* _Assigned task_
Verbatim output of the lines below is required, with the images omitted.

────────

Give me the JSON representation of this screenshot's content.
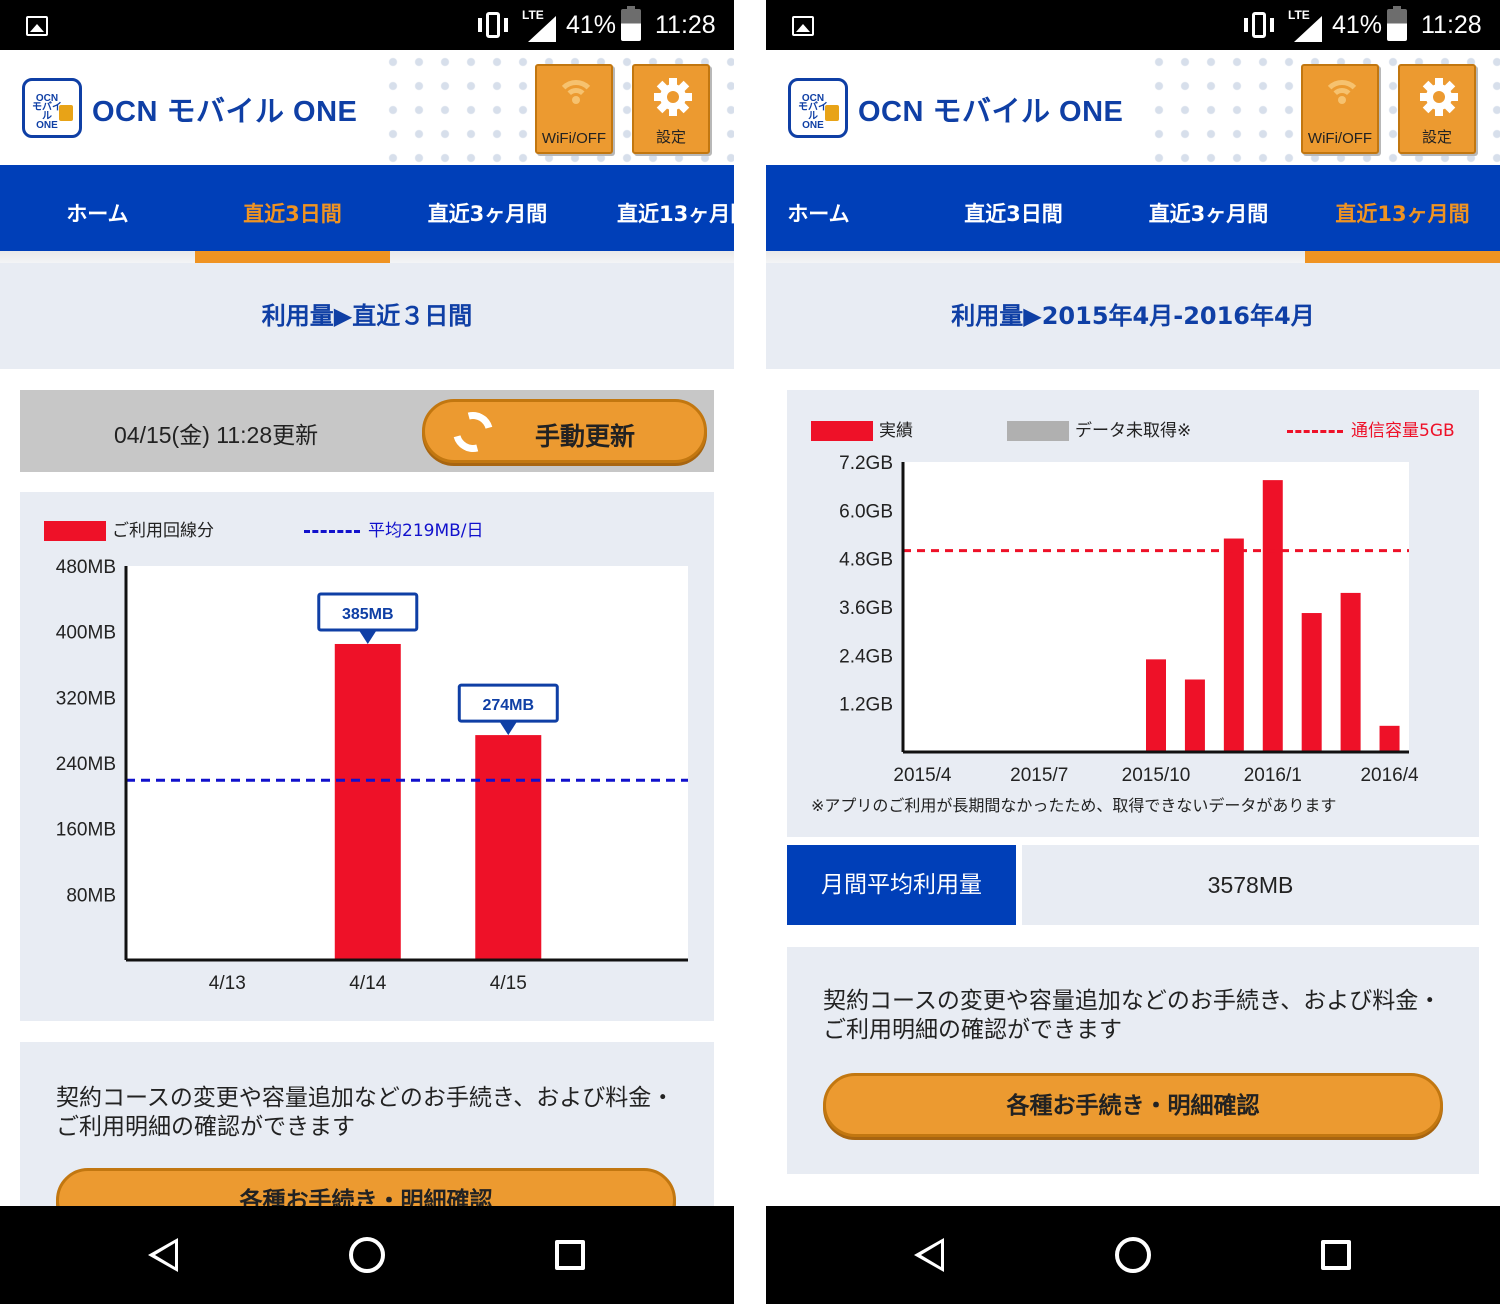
{
  "status_bar": {
    "battery": "41%",
    "time": "11:28",
    "network": "LTE"
  },
  "header": {
    "logo_small": "OCN モバイル ONE",
    "title": "OCN モバイル ONE",
    "wifi_label": "WiFi/OFF",
    "settings_label": "設定"
  },
  "tabs": [
    "ホーム",
    "直近3日間",
    "直近3ヶ月間",
    "直近13ヶ月間"
  ],
  "screen_left": {
    "breadcrumb": "利用量▶直近３日間",
    "updated": "04/15(金) 11:28更新",
    "refresh_button": "手動更新",
    "legend_usage": "ご利用回線分",
    "legend_avg": "平均219MB/日",
    "info_text": "契約コースの変更や容量追加などのお手続き、および料金・ご利用明細の確認ができます",
    "procedures_button": "各種お手続き・明細確認"
  },
  "screen_right": {
    "breadcrumb": "利用量▶2015年4月-2016年4月",
    "legend_actual": "実績",
    "legend_missing": "データ未取得※",
    "legend_cap": "通信容量5GB",
    "note": "※アプリのご利用が長期間なかったため、取得できないデータがあります",
    "avg_label": "月間平均利用量",
    "avg_value": "3578MB",
    "info_text": "契約コースの変更や容量追加などのお手続き、および料金・ご利用明細の確認ができます",
    "procedures_button": "各種お手続き・明細確認"
  },
  "chart_data": [
    {
      "type": "bar",
      "categories": [
        "4/13",
        "4/14",
        "4/15"
      ],
      "values": [
        0,
        385,
        274
      ],
      "data_labels": [
        "",
        "385MB",
        "274MB"
      ],
      "y_ticks": [
        "80MB",
        "160MB",
        "240MB",
        "320MB",
        "400MB",
        "480MB"
      ],
      "ylim": [
        0,
        480
      ],
      "reference_line": 219,
      "bar_color": "#ee1128",
      "reference_color": "#1111cc"
    },
    {
      "type": "bar",
      "x_ticks": [
        "2015/4",
        "2015/7",
        "2015/10",
        "2016/1",
        "2016/4"
      ],
      "categories": [
        "2015/4",
        "2015/5",
        "2015/6",
        "2015/7",
        "2015/8",
        "2015/9",
        "2015/10",
        "2015/11",
        "2015/12",
        "2016/1",
        "2016/2",
        "2016/3",
        "2016/4"
      ],
      "values": [
        0,
        0,
        0,
        0,
        0,
        0,
        2.3,
        1.8,
        5.3,
        6.75,
        3.45,
        3.95,
        0.65
      ],
      "y_ticks": [
        "1.2GB",
        "2.4GB",
        "3.6GB",
        "4.8GB",
        "6.0GB",
        "7.2GB"
      ],
      "ylim": [
        0,
        7.2
      ],
      "reference_line": 5.0,
      "bar_color": "#ee1128",
      "reference_color": "#ee1128"
    }
  ]
}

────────

* _Response_
Give me the JSON representation of this screenshot's content.
{
  "status_bar": {
    "battery": "41%",
    "time": "11:28",
    "network": "LTE"
  },
  "header": {
    "logo_small": "OCN モバイル ONE",
    "title": "OCN モバイル ONE",
    "wifi_label": "WiFi/OFF",
    "settings_label": "設定"
  },
  "tabs": [
    "ホーム",
    "直近3日間",
    "直近3ヶ月間",
    "直近13ヶ月間"
  ],
  "screen_left": {
    "breadcrumb": "利用量▶直近３日間",
    "updated": "04/15(金) 11:28更新",
    "refresh_button": "手動更新",
    "legend_usage": "ご利用回線分",
    "legend_avg": "平均219MB/日",
    "info_text": "契約コースの変更や容量追加などのお手続き、および料金・ご利用明細の確認ができます",
    "procedures_button": "各種お手続き・明細確認"
  },
  "screen_right": {
    "breadcrumb": "利用量▶2015年4月-2016年4月",
    "legend_actual": "実績",
    "legend_missing": "データ未取得※",
    "legend_cap": "通信容量5GB",
    "note": "※アプリのご利用が長期間なかったため、取得できないデータがあります",
    "avg_label": "月間平均利用量",
    "avg_value": "3578MB",
    "info_text": "契約コースの変更や容量追加などのお手続き、および料金・ご利用明細の確認ができます",
    "procedures_button": "各種お手続き・明細確認"
  },
  "chart_data": [
    {
      "type": "bar",
      "categories": [
        "4/13",
        "4/14",
        "4/15"
      ],
      "values": [
        0,
        385,
        274
      ],
      "data_labels": [
        "",
        "385MB",
        "274MB"
      ],
      "y_ticks": [
        "80MB",
        "160MB",
        "240MB",
        "320MB",
        "400MB",
        "480MB"
      ],
      "ylim": [
        0,
        480
      ],
      "reference_line": 219,
      "bar_color": "#ee1128",
      "reference_color": "#1111cc"
    },
    {
      "type": "bar",
      "x_ticks": [
        "2015/4",
        "2015/7",
        "2015/10",
        "2016/1",
        "2016/4"
      ],
      "categories": [
        "2015/4",
        "2015/5",
        "2015/6",
        "2015/7",
        "2015/8",
        "2015/9",
        "2015/10",
        "2015/11",
        "2015/12",
        "2016/1",
        "2016/2",
        "2016/3",
        "2016/4"
      ],
      "values": [
        0,
        0,
        0,
        0,
        0,
        0,
        2.3,
        1.8,
        5.3,
        6.75,
        3.45,
        3.95,
        0.65
      ],
      "y_ticks": [
        "1.2GB",
        "2.4GB",
        "3.6GB",
        "4.8GB",
        "6.0GB",
        "7.2GB"
      ],
      "ylim": [
        0,
        7.2
      ],
      "reference_line": 5.0,
      "bar_color": "#ee1128",
      "reference_color": "#ee1128"
    }
  ]
}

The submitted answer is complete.